LaLaLa Festival Was A Fairytale
Larasati Oetomo
20 March 2019

Who wouldn’t feel enchanted to sing along surrounded by woods and lights?

For years, LaLaLa Festival has been selling fairytale-like narratives; spending weekend far from home amidst the woods, singing and enjoying nature like there’s no tomorrow. Often we forget that before arriving on the last page of a fairytale, where it more or less goes like “live happily ever after,” there was always an ugly stepmother, a monster, a poisonous apple, stormy weather—anything that symbolizes evil. This is the impression HighEnd gets when finally finishing our 30-minute hike to the venue. Finally, happily ever after!
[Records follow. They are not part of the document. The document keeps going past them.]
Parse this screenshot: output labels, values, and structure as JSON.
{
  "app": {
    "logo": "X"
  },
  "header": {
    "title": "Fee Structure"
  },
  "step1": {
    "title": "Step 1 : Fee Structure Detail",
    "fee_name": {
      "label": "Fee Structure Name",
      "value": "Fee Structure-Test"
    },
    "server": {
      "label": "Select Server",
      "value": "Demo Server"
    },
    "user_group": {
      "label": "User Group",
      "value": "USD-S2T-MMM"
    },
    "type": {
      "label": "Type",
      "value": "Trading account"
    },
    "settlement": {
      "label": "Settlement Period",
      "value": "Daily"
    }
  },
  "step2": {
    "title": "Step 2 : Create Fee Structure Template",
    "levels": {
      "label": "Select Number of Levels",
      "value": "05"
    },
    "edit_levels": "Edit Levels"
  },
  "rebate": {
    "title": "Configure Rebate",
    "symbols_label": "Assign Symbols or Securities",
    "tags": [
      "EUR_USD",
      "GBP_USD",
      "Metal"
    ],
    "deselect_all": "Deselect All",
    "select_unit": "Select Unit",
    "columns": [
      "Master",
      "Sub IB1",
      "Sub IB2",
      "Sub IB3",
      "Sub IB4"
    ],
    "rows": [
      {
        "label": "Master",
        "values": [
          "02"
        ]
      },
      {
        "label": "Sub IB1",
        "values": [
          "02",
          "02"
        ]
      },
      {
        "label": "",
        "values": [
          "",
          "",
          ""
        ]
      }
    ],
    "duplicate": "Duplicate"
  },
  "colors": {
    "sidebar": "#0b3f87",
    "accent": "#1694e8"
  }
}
But in the middle of the book, the villain often sets a trap and waits for the hero to fall for it when we thought we already conquered them. The light from the stages still look small from a distance, and the sound of music is still a hum that calls us to walk closer. Little did we know that the banality of fairytales lie on the promise of a happy ending. Thousands of us believe in that happy ending; not even sweat, rain, or weariness can stop us from finding our prince charming riding on a white horse.

So, there we meet a bunch of singing birds just like on the tale of Snow White—Honne, The Internet, Crush, Project Pop, Sheila on 7, and many others. We even talked with Honne about Orchid Forest Cikole, which reminded them of their childhood (again, a very fairytale-like narrative). They performed just the perfect music that mixes well with the surrounding nature and light installations. That time, we started to realize why Snow White was more impressed by a suspicious-looking apple than a bunch of birds singing choirs. Perhaps she was hungry, and we can clearly empathize with her. It’s harder to find edible things than birds in the woods.
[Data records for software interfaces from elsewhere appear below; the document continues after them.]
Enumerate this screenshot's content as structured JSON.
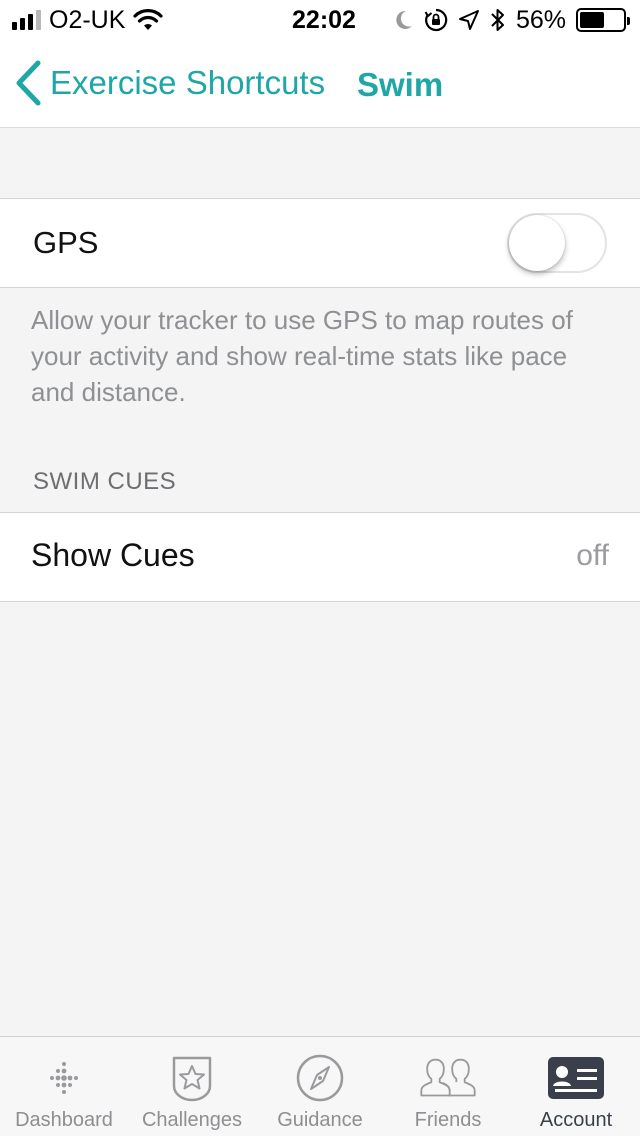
{
  "status_bar": {
    "carrier": "O2-UK",
    "time": "22:02",
    "battery_percent": "56%",
    "battery_level": 0.56,
    "signal_bars": 3,
    "signal_bars_total": 4
  },
  "nav": {
    "back_label": "Exercise Shortcuts",
    "title": "Swim"
  },
  "gps": {
    "label": "GPS",
    "enabled": false,
    "description": "Allow your tracker to use GPS to map routes of your activity and show real-time stats like pace and distance."
  },
  "swim_cues": {
    "section_header": "SWIM CUES",
    "row_label": "Show Cues",
    "row_value": "off"
  },
  "tabs": [
    {
      "label": "Dashboard",
      "icon": "fitbit-dots-icon",
      "active": false
    },
    {
      "label": "Challenges",
      "icon": "badge-star-icon",
      "active": false
    },
    {
      "label": "Guidance",
      "icon": "compass-icon",
      "active": false
    },
    {
      "label": "Friends",
      "icon": "people-icon",
      "active": false
    },
    {
      "label": "Account",
      "icon": "id-card-icon",
      "active": true
    }
  ],
  "colors": {
    "accent": "#1fa6a6",
    "background": "#f4f4f4",
    "secondary_text": "#8e9094",
    "tab_active": "#3a3f4b"
  }
}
The ending of the festival, just like in fairytales, is predictable. We return together to our far, far away homes, thinking how the fairytale would have ended perfectly if we can really find prince charming on a white horse because it would be a lot easier to leave the venue riding a horse. For a few years, LaLaLa Festival has been selling the same fairytale narrative that lures thousands of people to enter their wonderland. And although we all already know how the story goes from beginning to end, let’s not forget that a fairytale never fails to fascinate its readers even when it’s been told for so many times, over and over again.